My intermediate school teacher Miss Rosa organized my first exhibit of posters as a part of a cultural activity in the school. The reaction that I received motivated me to continue to pursue art. I learned to make light strokes to bring out the main figure or object, in the second plane were the landscape or the background figures, or sometimes some words that would frame the theme to give a direct message to the spectator. As an adolescent people actually started to buy my works and they would have them framed. That was important to me, it made things feel official, that it was a job as well as a communicative tool with which I could spread a message.
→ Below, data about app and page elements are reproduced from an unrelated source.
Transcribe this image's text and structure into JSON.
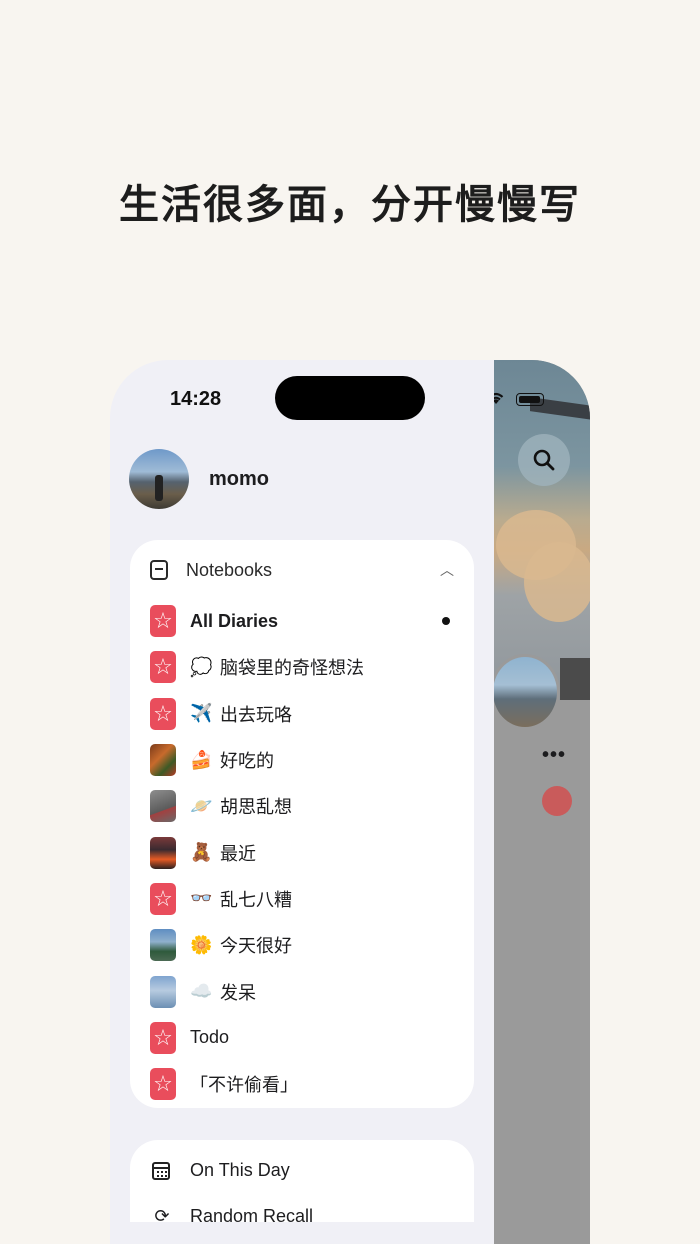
{
  "headline": "生活很多面，分开慢慢写",
  "status_bar": {
    "time": "14:28"
  },
  "profile": {
    "name": "momo"
  },
  "notebooks": {
    "header": "Notebooks",
    "items": [
      {
        "emoji": "",
        "name": "All Diaries",
        "thumb": "star",
        "active": true
      },
      {
        "emoji": "💭",
        "name": "脑袋里的奇怪想法",
        "thumb": "star"
      },
      {
        "emoji": "✈️",
        "name": "出去玩咯",
        "thumb": "star"
      },
      {
        "emoji": "🍰",
        "name": "好吃的",
        "thumb": "food"
      },
      {
        "emoji": "🪐",
        "name": "胡思乱想",
        "thumb": "rock"
      },
      {
        "emoji": "🧸",
        "name": "最近",
        "thumb": "volcano"
      },
      {
        "emoji": "👓",
        "name": "乱七八糟",
        "thumb": "star"
      },
      {
        "emoji": "🌼",
        "name": "今天很好",
        "thumb": "lake"
      },
      {
        "emoji": "☁️",
        "name": "发呆",
        "thumb": "sky2"
      },
      {
        "emoji": "",
        "name": "Todo",
        "thumb": "star"
      },
      {
        "emoji": "",
        "name": "「不许偷看」",
        "thumb": "star"
      }
    ]
  },
  "menu": {
    "on_this_day": "On This Day",
    "random_recall": "Random Recall"
  },
  "background_screen": {
    "more_label": "•••"
  },
  "icons": {
    "search": "search-icon",
    "notebook": "notebook-icon",
    "chevron": "chevron-up-icon",
    "calendar": "calendar-icon",
    "refresh": "refresh-icon",
    "star": "star-icon"
  },
  "colors": {
    "accent": "#e94d5c",
    "background": "#f8f5f0",
    "drawer": "#f0f0f6"
  }
}
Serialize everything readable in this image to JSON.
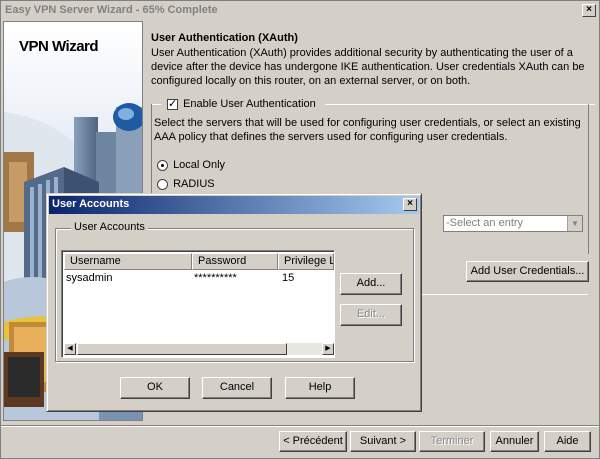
{
  "window": {
    "title": "Easy VPN Server Wizard - 65% Complete",
    "close": "×"
  },
  "sidebar": {
    "title": "VPN Wizard"
  },
  "main": {
    "heading": "User Authentication (XAuth)",
    "description": "User Authentication (XAuth) provides additional security by authenticating the user of a device after the device has undergone IKE authentication. User credentials XAuth can be configured locally on this router, on an external server, or on both.",
    "enable_label": "Enable User Authentication",
    "enable_checked": true,
    "servers_text": "Select the servers that will be used for configuring user credentials, or select an existing AAA policy that defines the servers used for configuring user credentials.",
    "option_local": "Local Only",
    "option_radius": "RADIUS",
    "selected_option": "local",
    "select_entry_placeholder": "-Select an entry",
    "add_credentials_label": "Add User Credentials..."
  },
  "footer": {
    "previous": "< Précédent",
    "next": "Suivant >",
    "finish": "Terminer",
    "cancel": "Annuler",
    "help": "Aide"
  },
  "dialog": {
    "title": "User Accounts",
    "close": "×",
    "group_label": "User Accounts",
    "columns": [
      "Username",
      "Password",
      "Privilege L"
    ],
    "rows": [
      {
        "username": "sysadmin",
        "password": "**********",
        "privilege": "15"
      }
    ],
    "add_label": "Add...",
    "edit_label": "Edit...",
    "ok_label": "OK",
    "cancel_label": "Cancel",
    "help_label": "Help"
  }
}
I was exposed to an artistic print workshop when I formally studied at the Fine Arts College of the Institute of Culture. At first I was drawn towards wood block prints, but once I experimented with silkscreening there was more connection with the color. Pressing the ink with the squeegee to pass it through the silk screen provokes a sensation which resembles an act of faith, producing sometimes unexpected results. That lack of certainty, that magic captured me since the first experiment which was printing the primary colors over each other, marking the transparencies and colors produced by layering. It was a phenomenon that I was only able to control with time in my studio, it altered my graphic expression and my thinking.

There was a long standing tradition in Puerto Rico of using prints to promote development and education. Artistic posters were used to educate people in rural areas. Silk screen posters was also frequently used to promote cultural activities and were done by artists contracted by the Institute of Culture’s Office of Community Relations. With time, prints evolved to become an art form that distinguished Puerto Rico in the worldwide art market. I was influenced by three distinguished professors and master artists; José Alicea (Printmaker) Lorens Omar ( Silk Screen Printer) and Augusto Marín (Painter). Even today, I hear their voices at times, when I put down a paint stroke, when I create a print.
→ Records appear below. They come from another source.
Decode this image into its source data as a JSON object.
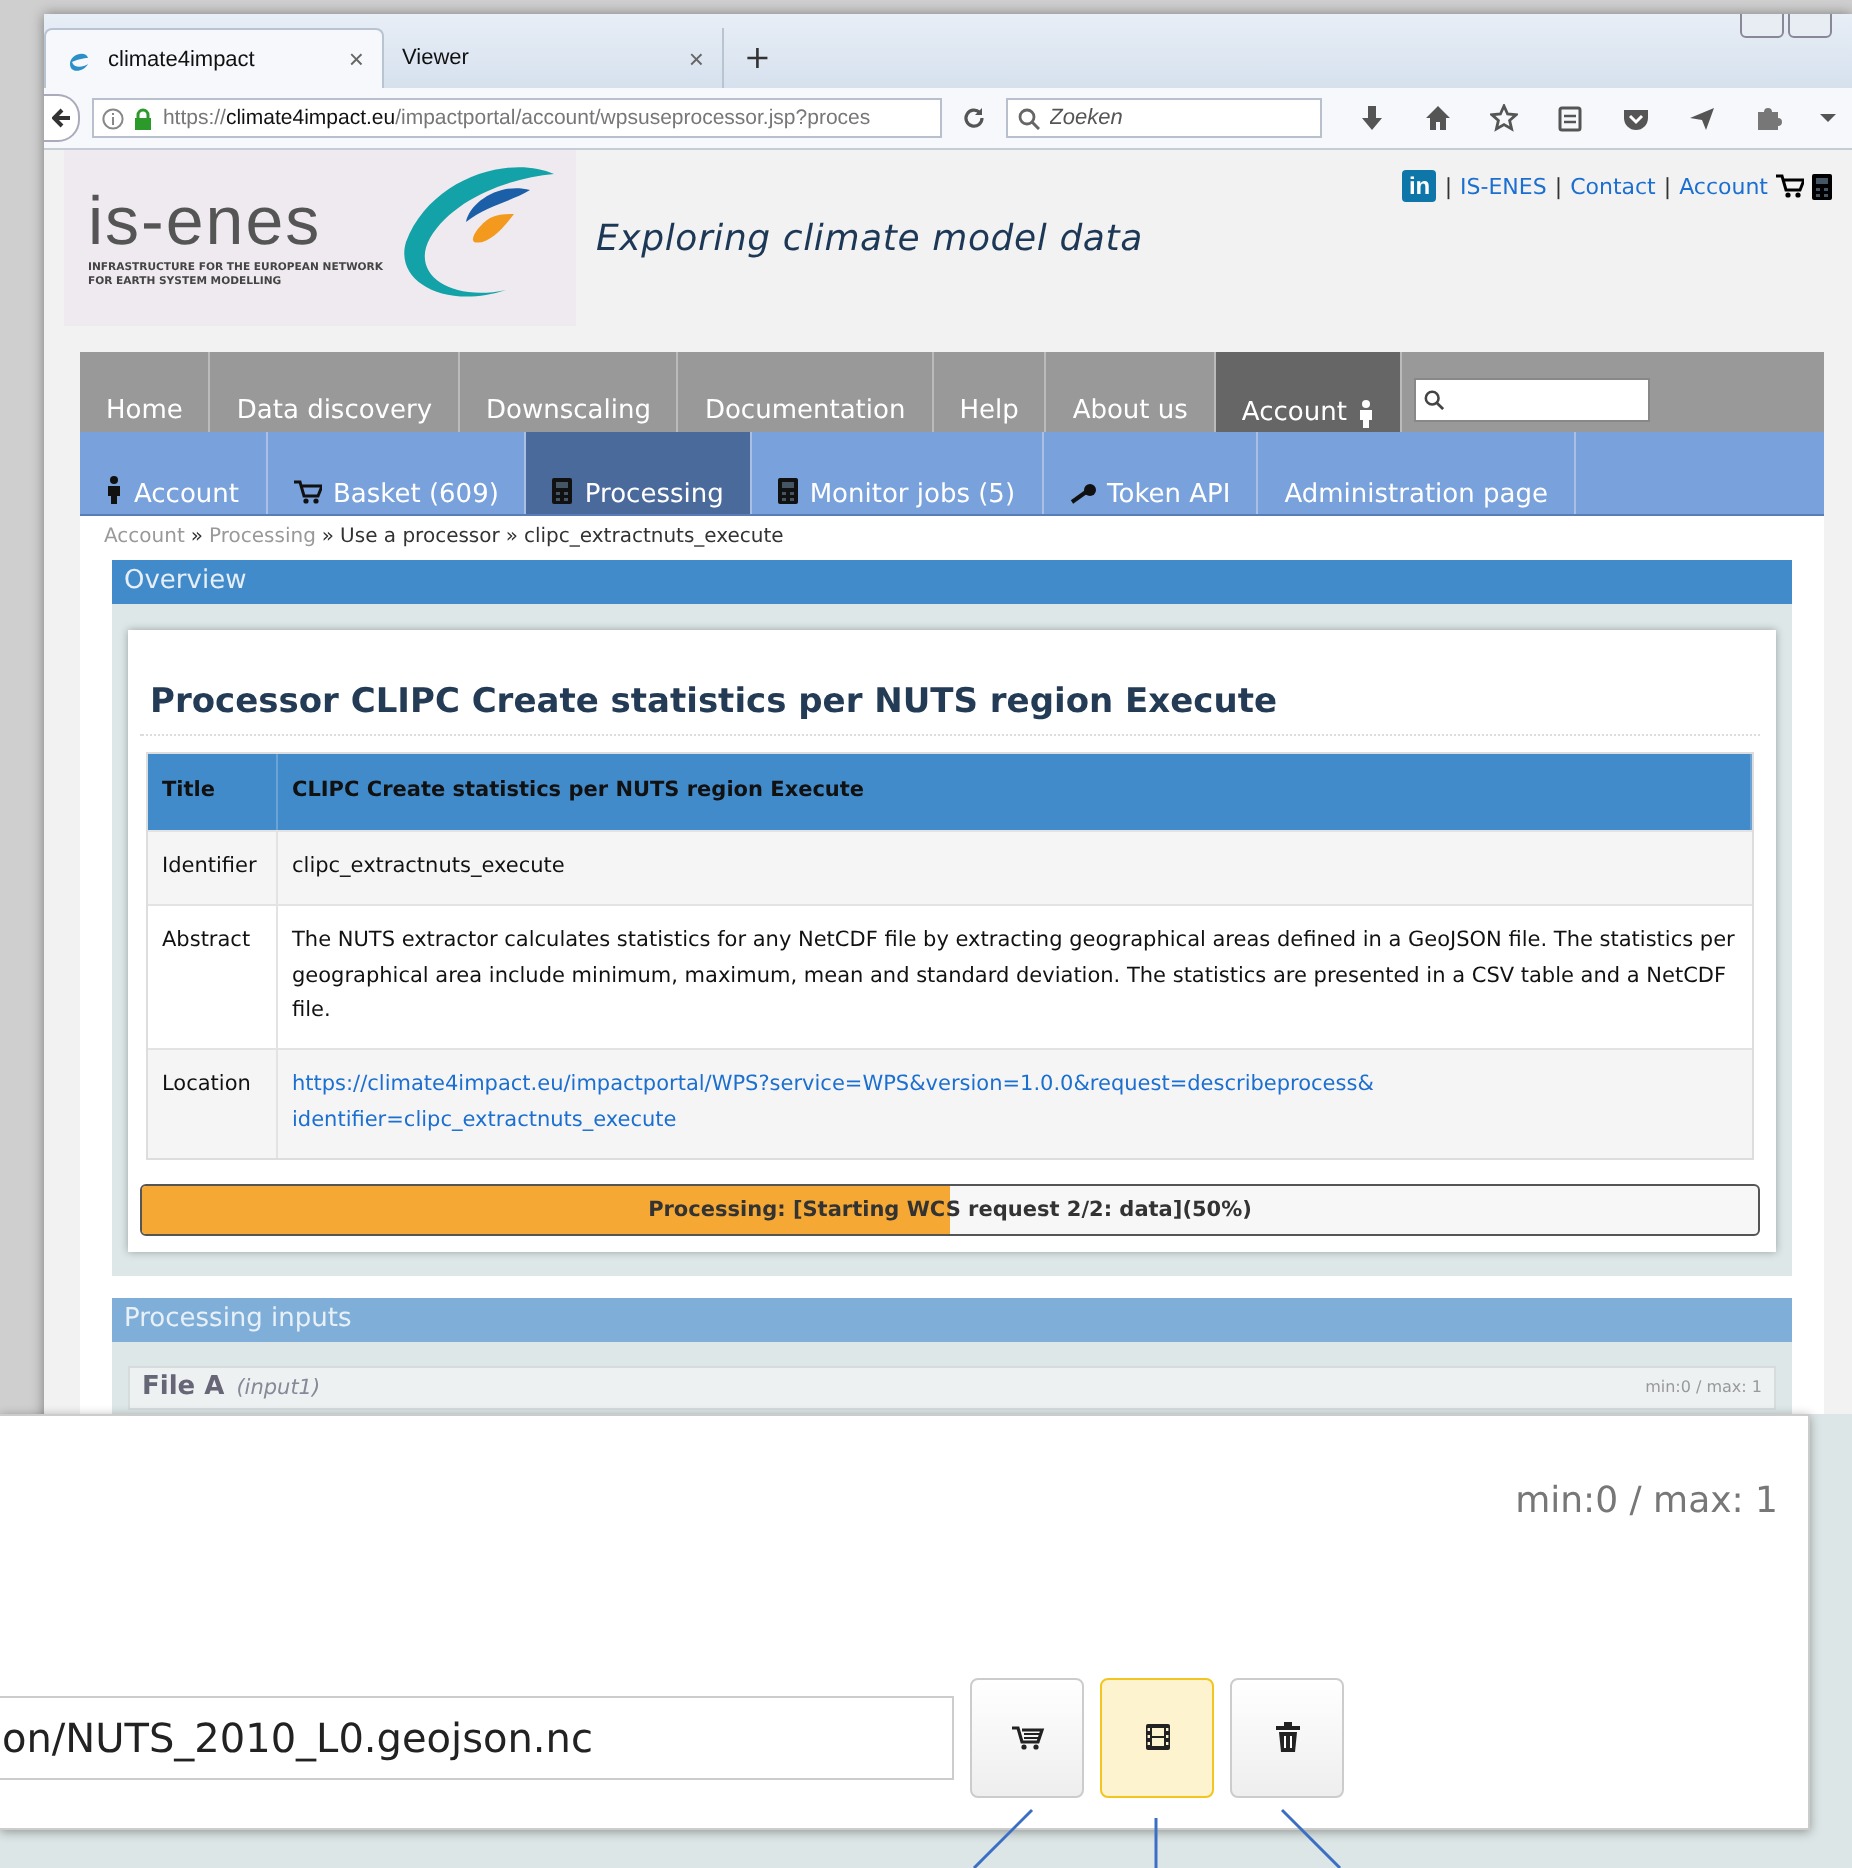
{
  "browser": {
    "tabs": [
      {
        "title": "climate4impact",
        "close": "×",
        "selected": true
      },
      {
        "title": "Viewer",
        "close": "×",
        "selected": false
      }
    ],
    "new_tab": "+",
    "url": {
      "scheme": "https://",
      "domain": "climate4impact.eu",
      "path": "/impactportal/account/wpsuseprocessor.jsp?proces"
    },
    "search": {
      "placeholder": "Zoeken"
    }
  },
  "site": {
    "logo": {
      "name": "is-enes",
      "subtitle": [
        "INFRASTRUCTURE FOR THE EUROPEAN NETWORK",
        "FOR EARTH SYSTEM MODELLING"
      ]
    },
    "tagline": "Exploring climate model data",
    "top_links": [
      {
        "kind": "linkedin",
        "text": "in"
      },
      {
        "kind": "separator",
        "text": "|"
      },
      {
        "kind": "link",
        "text": "IS-ENES"
      },
      {
        "kind": "separator",
        "text": "|"
      },
      {
        "kind": "link",
        "text": "Contact"
      },
      {
        "kind": "separator",
        "text": "|"
      },
      {
        "kind": "link",
        "text": "Account"
      }
    ],
    "main_nav": [
      {
        "label": "Home",
        "selected": false
      },
      {
        "label": "Data discovery",
        "selected": false
      },
      {
        "label": "Downscaling",
        "selected": false
      },
      {
        "label": "Documentation",
        "selected": false
      },
      {
        "label": "Help",
        "selected": false
      },
      {
        "label": "About us",
        "selected": false
      },
      {
        "label": "Account",
        "selected": true
      }
    ],
    "sub_nav": [
      {
        "label": "Account",
        "kind": "person",
        "selected": false
      },
      {
        "label": "Basket (609)",
        "kind": "cart",
        "selected": false
      },
      {
        "label": "Processing",
        "kind": "calculator",
        "selected": true
      },
      {
        "label": "Monitor jobs (5)",
        "kind": "calculator",
        "selected": false
      },
      {
        "label": "Token API",
        "kind": "key",
        "selected": false
      },
      {
        "label": "Administration page",
        "kind": "plain",
        "selected": false
      }
    ],
    "breadcrumb": [
      {
        "text": "Account",
        "link": true
      },
      {
        "separator": "»",
        "text": "Processing",
        "link": true
      },
      {
        "separator": "»",
        "text": "Use a processor",
        "link": false
      },
      {
        "separator": "»",
        "text": "clipc_extractnuts_execute",
        "link": false
      }
    ]
  },
  "overview": {
    "header": "Overview",
    "heading": "Processor CLIPC Create statistics per NUTS region Execute",
    "table": {
      "columns": [
        "Title",
        "CLIPC Create statistics per NUTS region Execute"
      ],
      "rows": [
        {
          "label": "Identifier",
          "kind": "text",
          "lines": [
            "clipc_extractnuts_execute"
          ]
        },
        {
          "label": "Abstract",
          "kind": "text",
          "lines": [
            "The NUTS extractor calculates statistics for any NetCDF file by extracting geographical areas defined in a GeoJSON file. The statistics per geographical area include minimum, maximum, mean and standard deviation. The statistics are presented in a CSV table and a NetCDF file."
          ]
        },
        {
          "label": "Location",
          "kind": "link",
          "lines": [
            "https://climate4impact.eu/impactportal/WPS?service=WPS&version=1.0.0&request=describeprocess&",
            "identifier=clipc_extractnuts_execute"
          ]
        }
      ]
    },
    "progress": {
      "level": 0.5,
      "text": "Processing: [Starting WCS request 2/2: data](50%)"
    }
  },
  "inputs": {
    "header": "Processing inputs",
    "file": {
      "label": "File A",
      "id": "(input1)",
      "limits": "min:0 / max: 1"
    }
  },
  "inset": {
    "limits": "min:0 / max: 1",
    "value": "on/NUTS_2010_L0.geojson.nc",
    "buttons": [
      {
        "kind": "cart",
        "highlighted": false
      },
      {
        "kind": "film",
        "highlighted": true
      },
      {
        "kind": "trash",
        "highlighted": false
      }
    ]
  }
}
My first silk screen print was for the Loíza Festival. It was entitled “Loíza Aldea Noble Town” and the first Bomba dance print was called “Rulé son da” and while I was working Tite Curet Alonso arrived to my studio (distinguished composer and folklorist). While talking with him the idea of doing a poster for an activity in Loíza called “Las Enramadas” ( The Ranch Sales) which ended up being my first silkscreen poster sponsored by the Puerto Rican Foundation of the Humanities and was prized in 1979.

After that initial start things started to move along and I was contracted by diverse counties and government agencies to make silkscreen prints for different cultural activities, for example, the Industrial Promotion Agency, the Tourism Agency, Theater Festival, among others. I have been especially connected with activities with African roots such as Bomba and Plena festivals. Admittedly, my major motivation to develop my skills as a serigraph printer making the posters for the Saint James Festival of my own town of Loíza. For me it is a long standing tradition and I do my best to print that commemorative poster every year which is also used for the cover of the festival program which are collectibles.

I have been a poor collector of my own prints but I am enthusiastic about the idea of this retrospective because it forced me to restore some of the most important images I have produced. During this process, I discovered that from the first one up until the most recent for the Bomba and Plena Festival of 2007 I have experienced each of the scenes that I have put down. During my humble career as an artist for the last 36 years I must say that the most enriching part has been sharing my work with all kinds of people, humble folks as well as collectors from all parts of the world.

I am grateful to the Creator and all the angels that have assisted me as well as all the people who have appreciated and collected my works in their homes. I am but an anonymous worker of the arts with a mission to express my feelings and thoughts creatively."